Lines with "title" in the entries below: count them and reply with the number alone.

Saved entries
◇ ◇ ◇ ◇
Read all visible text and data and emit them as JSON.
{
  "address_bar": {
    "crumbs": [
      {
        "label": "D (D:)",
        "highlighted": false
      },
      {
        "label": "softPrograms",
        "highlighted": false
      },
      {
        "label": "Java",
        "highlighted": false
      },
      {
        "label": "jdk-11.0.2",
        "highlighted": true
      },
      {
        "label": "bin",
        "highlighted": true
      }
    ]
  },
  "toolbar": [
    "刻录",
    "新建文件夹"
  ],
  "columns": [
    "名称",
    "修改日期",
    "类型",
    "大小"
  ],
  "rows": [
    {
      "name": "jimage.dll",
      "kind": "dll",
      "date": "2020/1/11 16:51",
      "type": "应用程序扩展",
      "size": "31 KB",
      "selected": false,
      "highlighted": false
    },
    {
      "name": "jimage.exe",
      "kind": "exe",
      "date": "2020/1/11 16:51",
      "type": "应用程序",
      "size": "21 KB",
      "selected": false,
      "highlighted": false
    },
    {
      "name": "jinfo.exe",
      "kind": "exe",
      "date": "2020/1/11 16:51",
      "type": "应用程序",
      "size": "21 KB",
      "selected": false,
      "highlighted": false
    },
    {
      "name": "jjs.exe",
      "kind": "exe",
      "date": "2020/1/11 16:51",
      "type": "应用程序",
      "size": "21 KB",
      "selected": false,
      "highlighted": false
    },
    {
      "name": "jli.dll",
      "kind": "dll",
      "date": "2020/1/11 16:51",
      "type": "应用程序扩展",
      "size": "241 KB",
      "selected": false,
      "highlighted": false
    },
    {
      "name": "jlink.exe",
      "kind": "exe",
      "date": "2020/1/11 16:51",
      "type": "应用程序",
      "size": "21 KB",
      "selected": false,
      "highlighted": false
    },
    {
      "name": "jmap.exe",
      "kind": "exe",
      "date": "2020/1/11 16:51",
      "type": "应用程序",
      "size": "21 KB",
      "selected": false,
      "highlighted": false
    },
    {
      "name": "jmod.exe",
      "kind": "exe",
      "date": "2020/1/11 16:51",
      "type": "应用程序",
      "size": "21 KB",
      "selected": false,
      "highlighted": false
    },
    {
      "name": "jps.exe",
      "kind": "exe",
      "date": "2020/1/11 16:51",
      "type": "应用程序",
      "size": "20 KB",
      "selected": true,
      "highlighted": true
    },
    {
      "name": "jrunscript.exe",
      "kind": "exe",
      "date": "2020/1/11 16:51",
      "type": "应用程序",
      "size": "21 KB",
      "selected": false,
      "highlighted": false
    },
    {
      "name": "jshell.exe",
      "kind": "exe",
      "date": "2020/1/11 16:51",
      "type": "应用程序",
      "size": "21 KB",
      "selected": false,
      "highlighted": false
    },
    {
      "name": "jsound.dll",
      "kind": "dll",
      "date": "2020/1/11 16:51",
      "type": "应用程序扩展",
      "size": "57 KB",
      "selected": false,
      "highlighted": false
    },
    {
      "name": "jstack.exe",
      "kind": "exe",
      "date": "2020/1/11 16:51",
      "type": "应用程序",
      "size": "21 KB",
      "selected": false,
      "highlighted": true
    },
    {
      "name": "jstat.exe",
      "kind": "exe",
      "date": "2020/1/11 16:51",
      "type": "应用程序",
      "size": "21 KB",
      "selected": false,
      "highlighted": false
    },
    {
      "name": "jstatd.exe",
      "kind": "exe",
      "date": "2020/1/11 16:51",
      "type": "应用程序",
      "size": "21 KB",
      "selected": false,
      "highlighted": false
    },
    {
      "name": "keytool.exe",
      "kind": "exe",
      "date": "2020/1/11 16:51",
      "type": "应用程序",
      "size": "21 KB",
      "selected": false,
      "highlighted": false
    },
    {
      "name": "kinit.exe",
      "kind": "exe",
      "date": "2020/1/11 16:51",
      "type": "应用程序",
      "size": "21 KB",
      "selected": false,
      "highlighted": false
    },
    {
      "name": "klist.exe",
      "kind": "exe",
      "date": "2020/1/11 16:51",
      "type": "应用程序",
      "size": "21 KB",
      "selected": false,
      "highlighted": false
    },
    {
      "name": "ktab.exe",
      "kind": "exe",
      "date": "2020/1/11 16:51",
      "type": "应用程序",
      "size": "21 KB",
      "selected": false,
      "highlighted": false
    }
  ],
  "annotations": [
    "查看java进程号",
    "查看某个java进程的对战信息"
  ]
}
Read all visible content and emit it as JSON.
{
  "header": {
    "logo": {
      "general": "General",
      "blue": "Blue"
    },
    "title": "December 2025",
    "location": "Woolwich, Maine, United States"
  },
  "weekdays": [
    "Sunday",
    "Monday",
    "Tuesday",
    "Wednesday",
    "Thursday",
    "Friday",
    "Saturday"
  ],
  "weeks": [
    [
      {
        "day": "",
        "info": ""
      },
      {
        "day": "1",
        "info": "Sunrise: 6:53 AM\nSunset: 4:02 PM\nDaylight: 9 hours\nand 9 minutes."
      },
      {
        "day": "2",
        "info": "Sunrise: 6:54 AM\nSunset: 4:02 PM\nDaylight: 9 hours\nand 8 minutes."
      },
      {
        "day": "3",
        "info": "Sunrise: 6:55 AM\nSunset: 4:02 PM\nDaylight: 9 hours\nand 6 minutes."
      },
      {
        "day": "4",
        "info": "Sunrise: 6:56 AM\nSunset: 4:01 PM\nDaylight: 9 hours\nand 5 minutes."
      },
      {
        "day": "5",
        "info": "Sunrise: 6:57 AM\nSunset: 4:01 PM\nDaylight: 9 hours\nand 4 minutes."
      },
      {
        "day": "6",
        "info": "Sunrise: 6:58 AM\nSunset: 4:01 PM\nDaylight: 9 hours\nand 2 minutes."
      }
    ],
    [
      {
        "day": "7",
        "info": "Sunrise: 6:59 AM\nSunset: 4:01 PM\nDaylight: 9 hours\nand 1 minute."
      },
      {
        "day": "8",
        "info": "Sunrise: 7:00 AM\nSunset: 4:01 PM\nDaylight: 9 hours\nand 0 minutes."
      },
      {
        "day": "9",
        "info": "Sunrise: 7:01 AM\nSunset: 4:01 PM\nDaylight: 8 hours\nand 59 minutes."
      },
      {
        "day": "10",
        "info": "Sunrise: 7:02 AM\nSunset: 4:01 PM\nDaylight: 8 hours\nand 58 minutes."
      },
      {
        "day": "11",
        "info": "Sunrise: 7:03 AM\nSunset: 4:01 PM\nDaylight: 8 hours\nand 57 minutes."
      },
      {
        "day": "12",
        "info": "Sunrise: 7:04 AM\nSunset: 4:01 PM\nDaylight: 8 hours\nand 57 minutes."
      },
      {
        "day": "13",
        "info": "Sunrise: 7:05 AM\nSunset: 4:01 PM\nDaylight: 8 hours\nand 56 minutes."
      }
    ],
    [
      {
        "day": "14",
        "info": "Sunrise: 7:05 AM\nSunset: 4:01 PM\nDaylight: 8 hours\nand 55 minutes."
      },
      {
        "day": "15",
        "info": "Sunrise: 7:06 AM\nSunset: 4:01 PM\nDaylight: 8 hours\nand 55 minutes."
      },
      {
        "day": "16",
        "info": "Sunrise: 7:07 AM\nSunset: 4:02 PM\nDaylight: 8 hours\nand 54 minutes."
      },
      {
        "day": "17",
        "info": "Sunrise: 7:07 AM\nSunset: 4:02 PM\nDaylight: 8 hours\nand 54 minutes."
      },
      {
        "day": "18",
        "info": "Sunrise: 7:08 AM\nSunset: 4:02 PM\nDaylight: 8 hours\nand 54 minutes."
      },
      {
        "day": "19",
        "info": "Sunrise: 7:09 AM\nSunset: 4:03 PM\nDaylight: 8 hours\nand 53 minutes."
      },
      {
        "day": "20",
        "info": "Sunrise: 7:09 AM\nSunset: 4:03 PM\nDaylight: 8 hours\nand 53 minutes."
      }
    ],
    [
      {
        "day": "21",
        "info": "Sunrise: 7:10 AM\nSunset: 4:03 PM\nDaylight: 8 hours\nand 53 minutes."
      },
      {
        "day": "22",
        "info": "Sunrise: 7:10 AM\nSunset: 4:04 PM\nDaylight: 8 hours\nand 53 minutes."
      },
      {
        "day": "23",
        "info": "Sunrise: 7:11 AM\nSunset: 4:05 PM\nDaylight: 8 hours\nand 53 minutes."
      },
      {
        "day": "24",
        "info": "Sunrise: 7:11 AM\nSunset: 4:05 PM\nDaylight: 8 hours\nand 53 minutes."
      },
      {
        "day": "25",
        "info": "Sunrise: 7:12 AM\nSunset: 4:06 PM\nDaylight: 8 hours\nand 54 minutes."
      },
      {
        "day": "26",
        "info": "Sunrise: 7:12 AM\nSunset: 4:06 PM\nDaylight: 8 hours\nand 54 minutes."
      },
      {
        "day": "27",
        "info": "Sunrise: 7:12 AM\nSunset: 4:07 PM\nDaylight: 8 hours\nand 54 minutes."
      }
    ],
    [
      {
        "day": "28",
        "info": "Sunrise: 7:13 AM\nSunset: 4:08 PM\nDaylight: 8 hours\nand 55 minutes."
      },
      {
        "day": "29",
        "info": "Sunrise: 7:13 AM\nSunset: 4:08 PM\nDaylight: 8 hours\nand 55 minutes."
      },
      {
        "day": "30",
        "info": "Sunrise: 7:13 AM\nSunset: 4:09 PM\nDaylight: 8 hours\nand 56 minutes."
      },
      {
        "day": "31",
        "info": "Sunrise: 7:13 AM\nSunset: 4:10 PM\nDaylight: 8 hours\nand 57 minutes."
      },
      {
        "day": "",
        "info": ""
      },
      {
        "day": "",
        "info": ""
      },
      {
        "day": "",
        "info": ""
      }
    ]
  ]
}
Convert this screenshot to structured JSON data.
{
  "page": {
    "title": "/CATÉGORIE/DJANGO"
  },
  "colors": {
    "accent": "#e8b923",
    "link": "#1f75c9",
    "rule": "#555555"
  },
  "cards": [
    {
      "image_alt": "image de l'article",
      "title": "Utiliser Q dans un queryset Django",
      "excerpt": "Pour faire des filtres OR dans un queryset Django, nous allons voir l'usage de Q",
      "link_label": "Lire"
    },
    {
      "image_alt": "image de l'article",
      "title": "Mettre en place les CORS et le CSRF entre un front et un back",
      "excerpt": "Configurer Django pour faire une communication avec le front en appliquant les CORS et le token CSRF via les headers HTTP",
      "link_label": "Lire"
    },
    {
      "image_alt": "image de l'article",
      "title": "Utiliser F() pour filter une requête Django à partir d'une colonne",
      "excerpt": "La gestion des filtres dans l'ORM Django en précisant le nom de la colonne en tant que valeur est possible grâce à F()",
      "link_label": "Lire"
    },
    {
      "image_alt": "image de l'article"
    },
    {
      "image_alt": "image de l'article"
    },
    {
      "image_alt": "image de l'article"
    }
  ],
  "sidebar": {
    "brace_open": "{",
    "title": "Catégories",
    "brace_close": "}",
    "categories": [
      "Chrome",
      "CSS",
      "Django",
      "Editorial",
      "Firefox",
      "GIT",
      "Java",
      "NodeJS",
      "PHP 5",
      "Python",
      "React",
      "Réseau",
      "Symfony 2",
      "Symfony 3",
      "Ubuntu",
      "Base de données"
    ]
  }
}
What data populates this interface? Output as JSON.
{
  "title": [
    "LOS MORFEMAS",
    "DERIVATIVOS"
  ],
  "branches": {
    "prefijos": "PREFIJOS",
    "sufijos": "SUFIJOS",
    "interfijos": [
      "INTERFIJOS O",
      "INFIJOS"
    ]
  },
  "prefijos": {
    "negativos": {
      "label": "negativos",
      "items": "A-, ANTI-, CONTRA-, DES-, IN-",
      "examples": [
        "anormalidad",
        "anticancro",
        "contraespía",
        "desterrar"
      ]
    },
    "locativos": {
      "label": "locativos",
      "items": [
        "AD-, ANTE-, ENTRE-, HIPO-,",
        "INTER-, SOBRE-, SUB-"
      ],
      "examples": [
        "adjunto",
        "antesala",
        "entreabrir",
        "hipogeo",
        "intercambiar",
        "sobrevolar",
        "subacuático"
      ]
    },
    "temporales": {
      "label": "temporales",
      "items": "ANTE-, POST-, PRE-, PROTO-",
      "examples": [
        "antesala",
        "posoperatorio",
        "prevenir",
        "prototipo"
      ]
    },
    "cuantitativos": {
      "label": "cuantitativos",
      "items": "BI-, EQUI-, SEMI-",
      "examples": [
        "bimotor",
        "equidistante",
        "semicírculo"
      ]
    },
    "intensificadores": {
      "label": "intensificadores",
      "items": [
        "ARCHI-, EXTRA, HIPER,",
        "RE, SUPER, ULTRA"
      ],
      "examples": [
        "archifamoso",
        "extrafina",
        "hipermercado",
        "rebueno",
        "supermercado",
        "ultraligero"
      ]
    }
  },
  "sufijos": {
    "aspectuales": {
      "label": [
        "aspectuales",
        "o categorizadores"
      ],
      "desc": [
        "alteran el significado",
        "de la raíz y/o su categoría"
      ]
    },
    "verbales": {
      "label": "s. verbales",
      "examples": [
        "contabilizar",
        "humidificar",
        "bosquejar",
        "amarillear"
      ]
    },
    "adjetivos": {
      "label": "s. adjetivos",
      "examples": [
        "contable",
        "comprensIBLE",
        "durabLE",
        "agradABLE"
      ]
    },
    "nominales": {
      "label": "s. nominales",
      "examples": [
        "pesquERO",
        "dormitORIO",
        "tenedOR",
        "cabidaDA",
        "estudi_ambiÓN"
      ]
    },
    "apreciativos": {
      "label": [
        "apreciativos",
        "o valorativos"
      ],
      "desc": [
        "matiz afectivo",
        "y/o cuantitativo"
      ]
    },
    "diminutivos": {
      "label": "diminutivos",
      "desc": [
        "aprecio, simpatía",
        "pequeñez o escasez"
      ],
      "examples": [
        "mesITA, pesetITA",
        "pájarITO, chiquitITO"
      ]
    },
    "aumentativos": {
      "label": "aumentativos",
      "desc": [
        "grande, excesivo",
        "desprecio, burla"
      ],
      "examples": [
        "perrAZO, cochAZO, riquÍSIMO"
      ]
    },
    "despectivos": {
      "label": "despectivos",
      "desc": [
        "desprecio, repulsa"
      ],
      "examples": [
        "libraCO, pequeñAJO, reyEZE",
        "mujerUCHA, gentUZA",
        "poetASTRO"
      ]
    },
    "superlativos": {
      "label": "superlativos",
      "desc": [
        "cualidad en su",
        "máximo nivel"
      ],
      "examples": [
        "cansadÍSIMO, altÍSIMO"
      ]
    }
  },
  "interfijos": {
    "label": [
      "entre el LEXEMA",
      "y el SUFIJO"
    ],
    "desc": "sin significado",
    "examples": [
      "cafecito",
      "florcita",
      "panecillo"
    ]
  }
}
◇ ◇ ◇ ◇
RESPONSE TO THE EXERCISE = 7